● **What you are asked to do**
Write the entries below out again exactly, but skip the pictures.

[App and web page records]
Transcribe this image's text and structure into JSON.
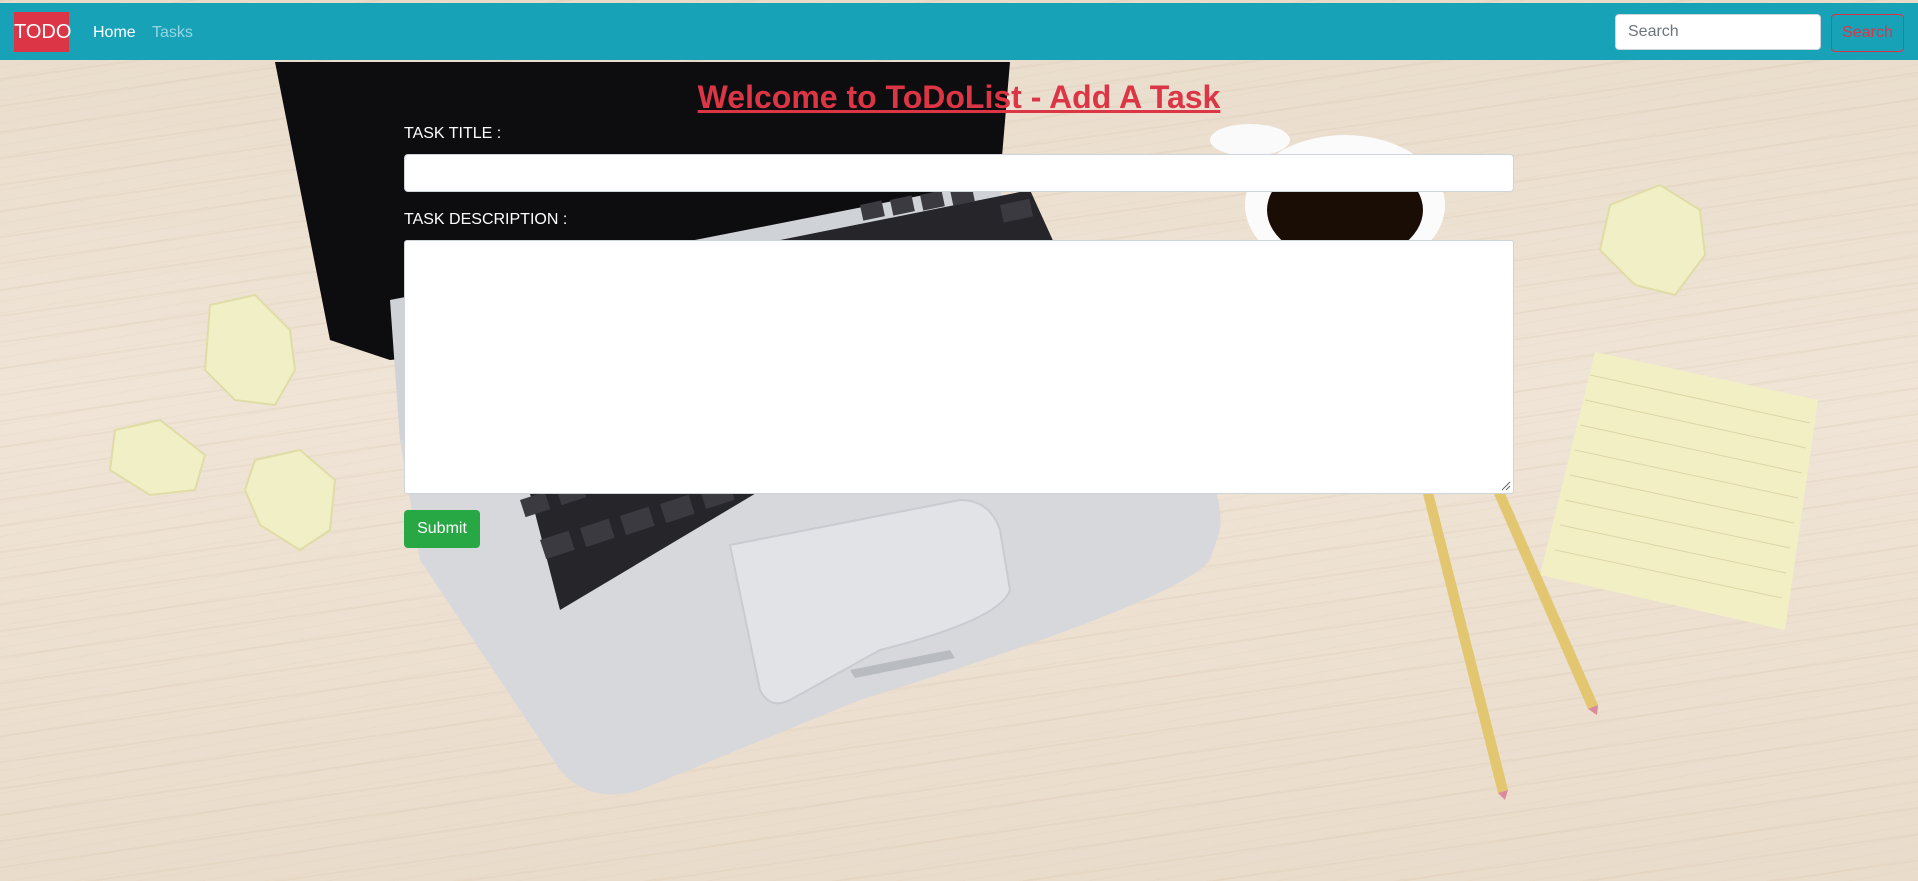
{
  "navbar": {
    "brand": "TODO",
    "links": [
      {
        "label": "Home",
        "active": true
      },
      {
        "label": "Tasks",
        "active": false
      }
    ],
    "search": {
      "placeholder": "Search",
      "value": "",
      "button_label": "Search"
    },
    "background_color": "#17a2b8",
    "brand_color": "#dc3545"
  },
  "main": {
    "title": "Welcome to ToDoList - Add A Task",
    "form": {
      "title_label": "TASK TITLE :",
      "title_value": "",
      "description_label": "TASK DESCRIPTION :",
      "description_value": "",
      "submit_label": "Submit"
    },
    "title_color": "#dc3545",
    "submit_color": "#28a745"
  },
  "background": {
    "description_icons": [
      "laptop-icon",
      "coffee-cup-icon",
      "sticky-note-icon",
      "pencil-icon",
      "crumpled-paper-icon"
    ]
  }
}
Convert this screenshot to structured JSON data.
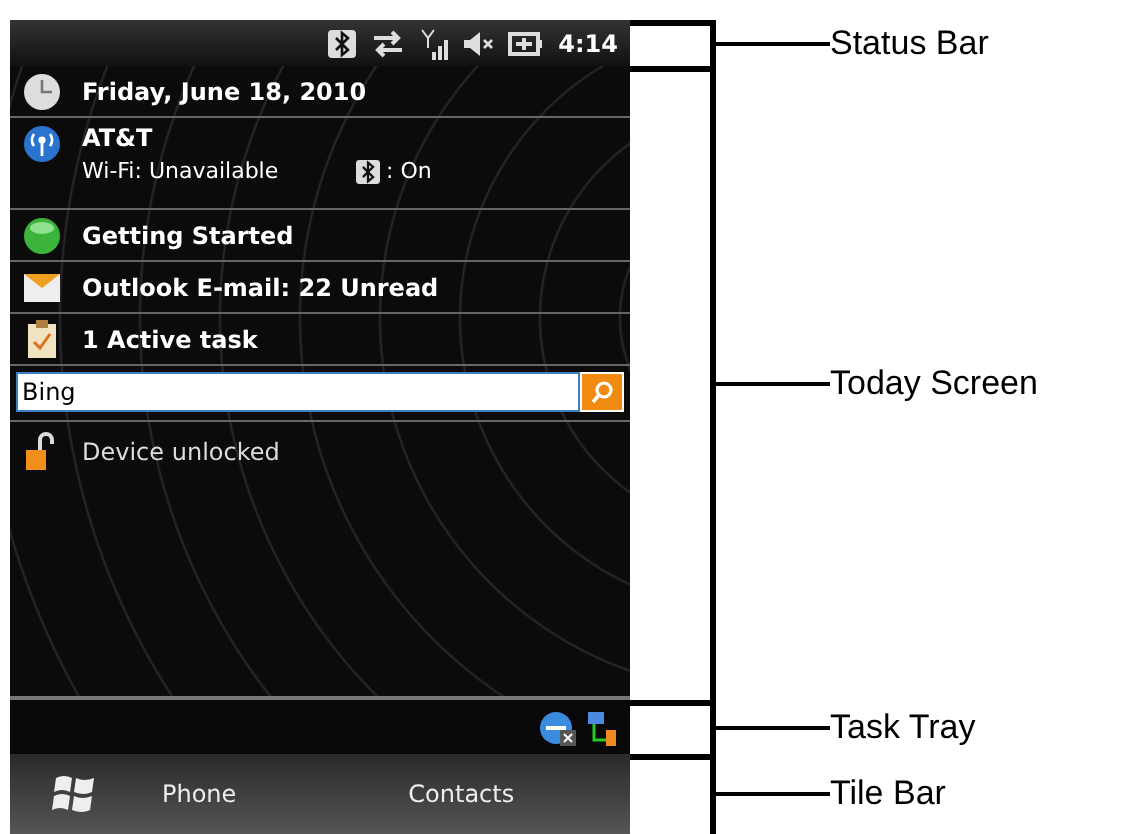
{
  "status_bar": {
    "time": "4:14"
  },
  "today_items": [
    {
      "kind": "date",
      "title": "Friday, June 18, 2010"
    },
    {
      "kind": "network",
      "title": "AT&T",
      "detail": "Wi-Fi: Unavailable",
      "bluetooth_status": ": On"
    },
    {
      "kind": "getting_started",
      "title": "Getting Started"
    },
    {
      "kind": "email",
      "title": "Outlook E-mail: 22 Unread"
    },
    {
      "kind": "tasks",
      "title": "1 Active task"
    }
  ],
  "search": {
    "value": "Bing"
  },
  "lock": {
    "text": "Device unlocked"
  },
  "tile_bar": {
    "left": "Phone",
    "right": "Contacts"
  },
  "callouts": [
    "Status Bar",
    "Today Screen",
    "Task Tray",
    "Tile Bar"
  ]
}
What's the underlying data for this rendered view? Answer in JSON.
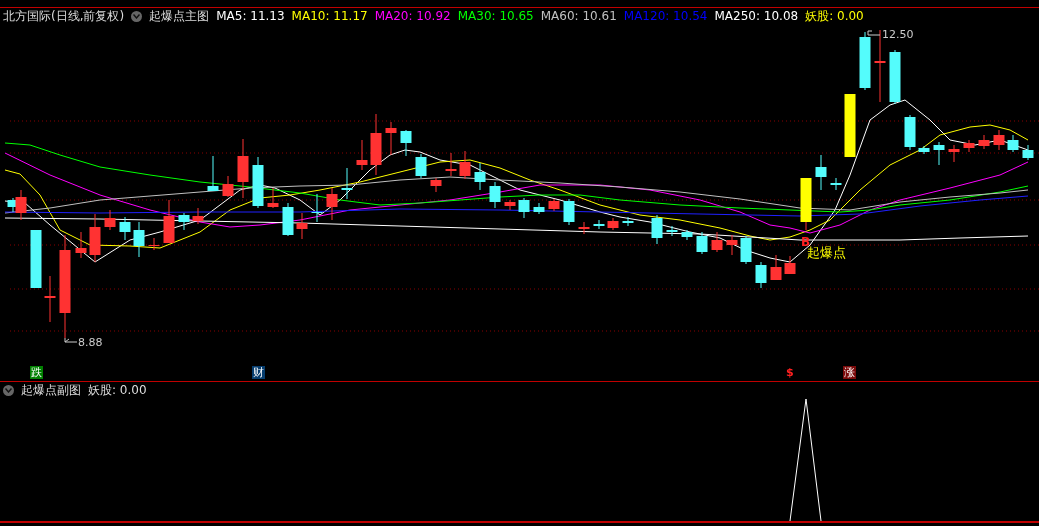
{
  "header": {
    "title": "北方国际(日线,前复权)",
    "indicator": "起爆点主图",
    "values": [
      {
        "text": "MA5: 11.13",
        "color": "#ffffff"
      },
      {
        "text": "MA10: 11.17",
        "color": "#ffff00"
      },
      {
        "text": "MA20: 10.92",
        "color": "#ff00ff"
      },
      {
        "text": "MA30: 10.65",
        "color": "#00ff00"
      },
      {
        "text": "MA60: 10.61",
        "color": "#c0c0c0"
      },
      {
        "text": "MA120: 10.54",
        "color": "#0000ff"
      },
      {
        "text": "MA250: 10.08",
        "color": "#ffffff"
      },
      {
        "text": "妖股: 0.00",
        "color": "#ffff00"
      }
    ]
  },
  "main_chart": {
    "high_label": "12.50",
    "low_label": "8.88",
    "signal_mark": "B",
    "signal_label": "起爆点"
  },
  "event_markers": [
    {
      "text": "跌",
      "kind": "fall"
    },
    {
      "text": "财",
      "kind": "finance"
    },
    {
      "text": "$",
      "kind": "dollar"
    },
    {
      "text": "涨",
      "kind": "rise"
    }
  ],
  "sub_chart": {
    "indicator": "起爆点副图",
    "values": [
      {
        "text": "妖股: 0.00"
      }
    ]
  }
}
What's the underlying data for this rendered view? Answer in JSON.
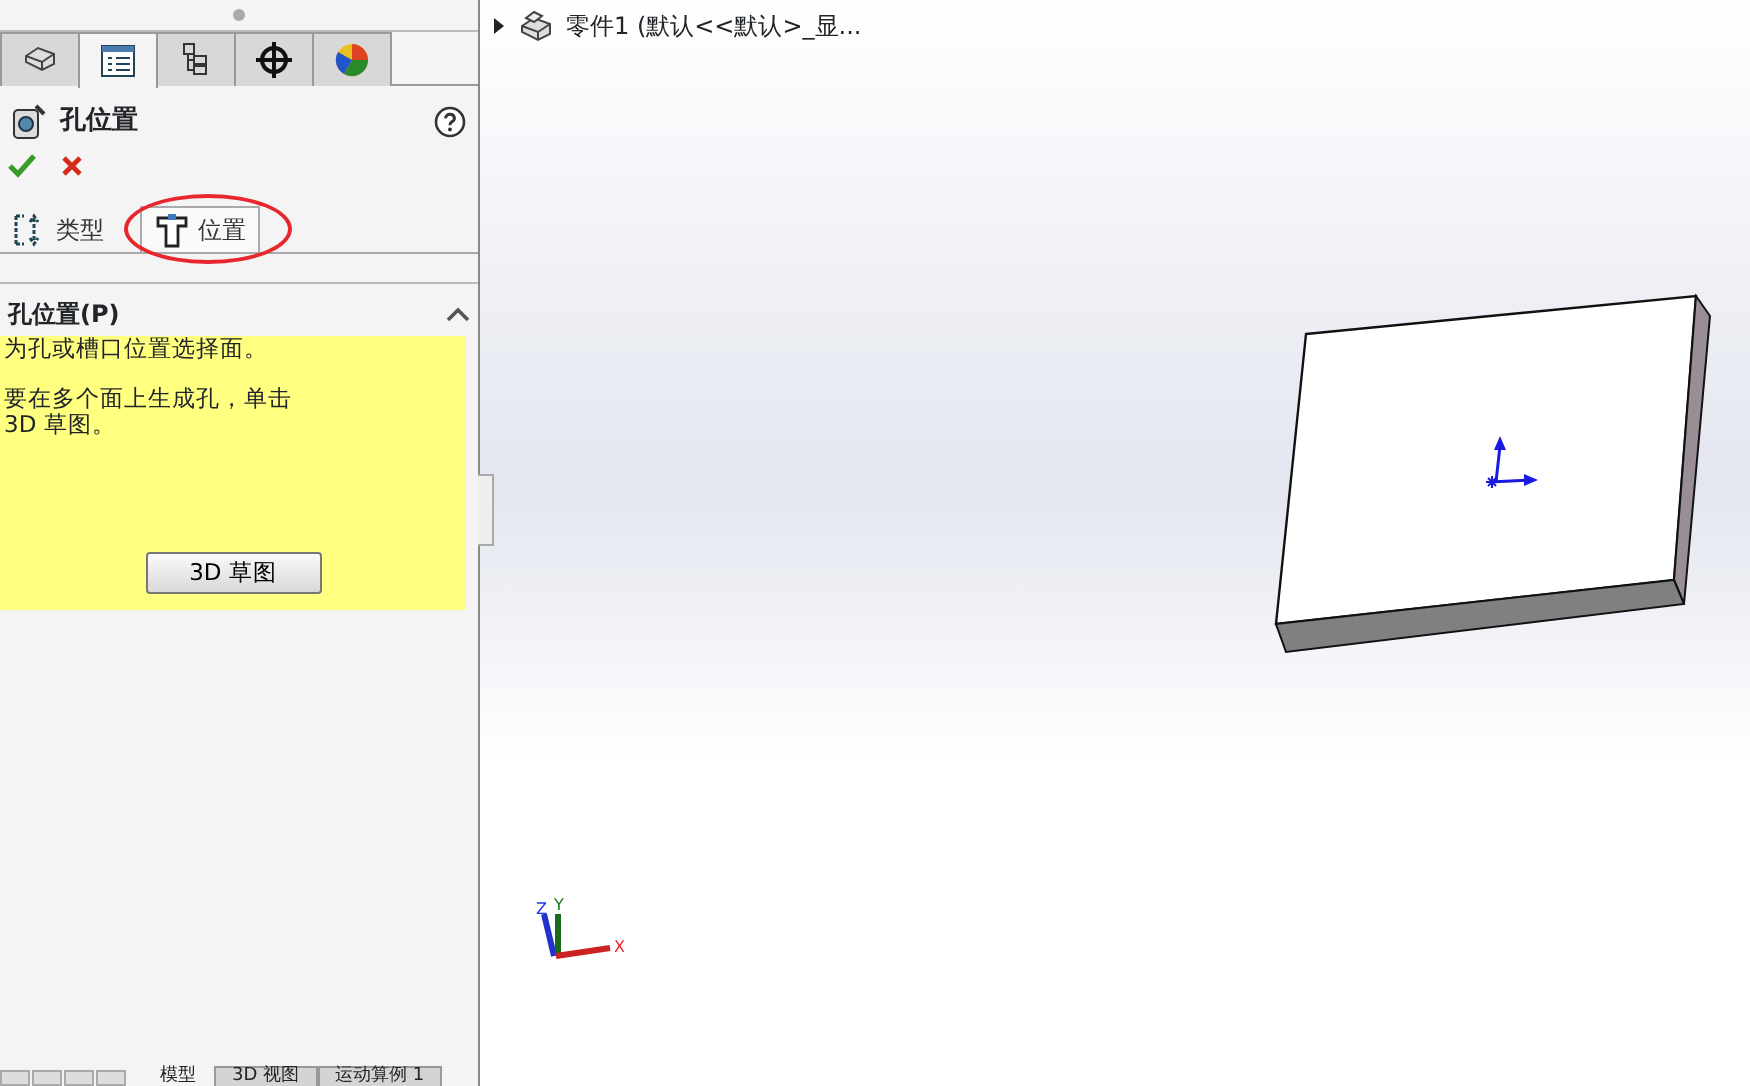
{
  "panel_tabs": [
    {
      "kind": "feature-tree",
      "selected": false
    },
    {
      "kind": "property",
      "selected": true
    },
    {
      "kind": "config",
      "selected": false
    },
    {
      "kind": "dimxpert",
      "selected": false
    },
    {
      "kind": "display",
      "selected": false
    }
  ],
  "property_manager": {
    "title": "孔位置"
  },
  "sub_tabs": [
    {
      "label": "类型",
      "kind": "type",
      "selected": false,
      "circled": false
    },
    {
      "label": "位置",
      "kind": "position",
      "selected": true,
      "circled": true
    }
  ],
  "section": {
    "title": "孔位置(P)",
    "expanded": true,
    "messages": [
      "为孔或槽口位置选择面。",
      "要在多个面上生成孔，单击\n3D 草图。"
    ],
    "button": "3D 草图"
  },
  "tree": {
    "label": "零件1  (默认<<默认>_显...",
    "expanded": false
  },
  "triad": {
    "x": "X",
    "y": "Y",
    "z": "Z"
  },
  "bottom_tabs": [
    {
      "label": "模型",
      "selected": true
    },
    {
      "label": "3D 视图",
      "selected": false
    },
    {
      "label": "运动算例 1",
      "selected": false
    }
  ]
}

● **Answer to this exercise**
Transcribe this image's text and structure into JSON.
{
  "navbar": {
    "brand": "TODO",
    "links": [
      {
        "label": "Home",
        "active": true
      },
      {
        "label": "Tasks",
        "active": false
      }
    ],
    "search": {
      "placeholder": "Search",
      "value": "",
      "button_label": "Search"
    },
    "background_color": "#17a2b8",
    "brand_color": "#dc3545"
  },
  "main": {
    "title": "Welcome to ToDoList - Add A Task",
    "form": {
      "title_label": "TASK TITLE :",
      "title_value": "",
      "description_label": "TASK DESCRIPTION :",
      "description_value": "",
      "submit_label": "Submit"
    },
    "title_color": "#dc3545",
    "submit_color": "#28a745"
  },
  "background": {
    "description_icons": [
      "laptop-icon",
      "coffee-cup-icon",
      "sticky-note-icon",
      "pencil-icon",
      "crumpled-paper-icon"
    ]
  }
}
Convert this screenshot to structured JSON data.
{
  "status_bar": {
    "time": "4:14"
  },
  "today_items": [
    {
      "kind": "date",
      "title": "Friday, June 18, 2010"
    },
    {
      "kind": "network",
      "title": "AT&T",
      "detail": "Wi-Fi: Unavailable",
      "bluetooth_status": ": On"
    },
    {
      "kind": "getting_started",
      "title": "Getting Started"
    },
    {
      "kind": "email",
      "title": "Outlook E-mail: 22 Unread"
    },
    {
      "kind": "tasks",
      "title": "1 Active task"
    }
  ],
  "search": {
    "value": "Bing"
  },
  "lock": {
    "text": "Device unlocked"
  },
  "tile_bar": {
    "left": "Phone",
    "right": "Contacts"
  },
  "callouts": [
    "Status Bar",
    "Today Screen",
    "Task Tray",
    "Tile Bar"
  ]
}
What's the underlying data for this rendered view? Answer in JSON.
{
  "header": {
    "title": "北方国际(日线,前复权)",
    "indicator": "起爆点主图",
    "values": [
      {
        "text": "MA5: 11.13",
        "color": "#ffffff"
      },
      {
        "text": "MA10: 11.17",
        "color": "#ffff00"
      },
      {
        "text": "MA20: 10.92",
        "color": "#ff00ff"
      },
      {
        "text": "MA30: 10.65",
        "color": "#00ff00"
      },
      {
        "text": "MA60: 10.61",
        "color": "#c0c0c0"
      },
      {
        "text": "MA120: 10.54",
        "color": "#0000ff"
      },
      {
        "text": "MA250: 10.08",
        "color": "#ffffff"
      },
      {
        "text": "妖股: 0.00",
        "color": "#ffff00"
      }
    ]
  },
  "main_chart": {
    "high_label": "12.50",
    "low_label": "8.88",
    "signal_mark": "B",
    "signal_label": "起爆点"
  },
  "event_markers": [
    {
      "text": "跌",
      "kind": "fall"
    },
    {
      "text": "财",
      "kind": "finance"
    },
    {
      "text": "$",
      "kind": "dollar"
    },
    {
      "text": "涨",
      "kind": "rise"
    }
  ],
  "sub_chart": {
    "indicator": "起爆点副图",
    "values": [
      {
        "text": "妖股: 0.00"
      }
    ]
  }
}
What's the underlying data for this rendered view? Answer in JSON.
{
  "panel_tabs": [
    {
      "kind": "feature-tree",
      "selected": false
    },
    {
      "kind": "property",
      "selected": true
    },
    {
      "kind": "config",
      "selected": false
    },
    {
      "kind": "dimxpert",
      "selected": false
    },
    {
      "kind": "display",
      "selected": false
    }
  ],
  "property_manager": {
    "title": "孔位置"
  },
  "sub_tabs": [
    {
      "label": "类型",
      "kind": "type",
      "selected": false,
      "circled": false
    },
    {
      "label": "位置",
      "kind": "position",
      "selected": true,
      "circled": true
    }
  ],
  "section": {
    "title": "孔位置(P)",
    "expanded": true,
    "messages": [
      "为孔或槽口位置选择面。",
      "要在多个面上生成孔，单击\n3D 草图。"
    ],
    "button": "3D 草图"
  },
  "tree": {
    "label": "零件1  (默认<<默认>_显...",
    "expanded": false
  },
  "triad": {
    "x": "X",
    "y": "Y",
    "z": "Z"
  },
  "bottom_tabs": [
    {
      "label": "模型",
      "selected": true
    },
    {
      "label": "3D 视图",
      "selected": false
    },
    {
      "label": "运动算例 1",
      "selected": false
    }
  ]
}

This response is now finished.